Report on Nishinoshima (Japan) — 30 August-5 September 2017
Smithsonian / US Geological Survey Weekly Volcanic Activity Report, 30 August-5 September 2017
Managing Editor: Sally Kuhn Sennert
Please cite this report as:
Global Volcanism Program, 2017. Report on Nishinoshima (Japan). In: Sennert, S K (ed.), Weekly Volcanic Activity Report, 30 August-5 September 2017. Smithsonian Institution and US Geological Survey.
27.247°N, 140.874°E; summit elev. 25 m
All times are local (unless otherwise noted)
The Japan Coast Guard reported that visual observations of Nishinoshima from an aircraft during the afternoon of 11 August suggested that the eruption was continuing; a high temperature area at the ocean entry on the W flank and a steam plume indicated flowing lava. Lava in the central crater could not be confirmed; a small fumarolic emission rose from the crater’s edge. Observations on the afternoon of 24 August suggested no lava flowing into the ocean.
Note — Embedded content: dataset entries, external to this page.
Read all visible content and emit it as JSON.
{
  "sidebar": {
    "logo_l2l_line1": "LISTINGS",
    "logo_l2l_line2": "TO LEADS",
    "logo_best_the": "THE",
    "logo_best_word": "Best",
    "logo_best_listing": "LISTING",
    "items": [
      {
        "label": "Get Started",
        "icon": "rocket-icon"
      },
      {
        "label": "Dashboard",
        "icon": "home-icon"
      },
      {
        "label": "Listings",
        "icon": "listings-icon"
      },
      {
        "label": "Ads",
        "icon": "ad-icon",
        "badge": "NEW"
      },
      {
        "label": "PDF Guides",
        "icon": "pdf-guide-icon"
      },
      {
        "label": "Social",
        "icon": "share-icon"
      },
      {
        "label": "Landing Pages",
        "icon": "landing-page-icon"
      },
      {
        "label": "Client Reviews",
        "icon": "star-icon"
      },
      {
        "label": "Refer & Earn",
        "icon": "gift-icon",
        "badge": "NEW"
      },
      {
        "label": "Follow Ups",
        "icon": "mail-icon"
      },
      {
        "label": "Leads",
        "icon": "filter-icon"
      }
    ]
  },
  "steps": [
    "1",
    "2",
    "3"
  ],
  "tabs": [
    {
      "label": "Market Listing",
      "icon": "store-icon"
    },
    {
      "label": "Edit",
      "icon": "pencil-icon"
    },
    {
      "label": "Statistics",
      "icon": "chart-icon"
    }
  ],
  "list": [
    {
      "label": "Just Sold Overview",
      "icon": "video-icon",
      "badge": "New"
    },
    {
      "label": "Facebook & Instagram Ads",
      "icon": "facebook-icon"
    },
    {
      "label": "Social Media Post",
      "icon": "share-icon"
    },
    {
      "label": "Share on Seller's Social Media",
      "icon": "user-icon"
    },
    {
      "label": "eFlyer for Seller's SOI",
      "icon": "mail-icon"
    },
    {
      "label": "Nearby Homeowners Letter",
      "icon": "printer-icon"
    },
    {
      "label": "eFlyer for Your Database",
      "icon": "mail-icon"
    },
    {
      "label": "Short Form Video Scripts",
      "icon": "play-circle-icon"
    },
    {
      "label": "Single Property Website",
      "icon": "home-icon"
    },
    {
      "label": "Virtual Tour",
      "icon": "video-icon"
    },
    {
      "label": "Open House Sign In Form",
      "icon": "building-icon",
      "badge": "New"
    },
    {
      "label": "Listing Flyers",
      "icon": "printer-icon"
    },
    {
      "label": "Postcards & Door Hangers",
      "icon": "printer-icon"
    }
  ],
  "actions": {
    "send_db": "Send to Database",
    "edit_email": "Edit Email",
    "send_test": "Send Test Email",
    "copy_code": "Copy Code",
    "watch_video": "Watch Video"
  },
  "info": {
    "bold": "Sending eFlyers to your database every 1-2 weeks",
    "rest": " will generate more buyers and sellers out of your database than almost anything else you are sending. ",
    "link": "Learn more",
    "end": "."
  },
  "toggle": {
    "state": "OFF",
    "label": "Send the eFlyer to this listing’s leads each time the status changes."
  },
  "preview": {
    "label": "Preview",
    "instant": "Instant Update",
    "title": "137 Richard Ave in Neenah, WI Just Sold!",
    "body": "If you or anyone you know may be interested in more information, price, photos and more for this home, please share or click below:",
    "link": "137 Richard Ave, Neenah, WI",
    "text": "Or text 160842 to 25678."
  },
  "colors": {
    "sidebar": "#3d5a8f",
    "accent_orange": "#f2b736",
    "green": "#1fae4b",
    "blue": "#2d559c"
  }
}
Geologic Background. The small island of Nishinoshima was enlarged when several new islands coalesced during an eruption in 1973-74. Another eruption that began offshore in 2013 completely covered the previous exposed surface and enlarged the island again. Water discoloration has been observed on several occasions since. The island is the summit of a massive submarine volcano that has prominent satellitic peaks to the S, W, and NE. The summit of the southern cone rises to within 214 m of the sea surface 9 km SSE.
Source: Japan Coast Guard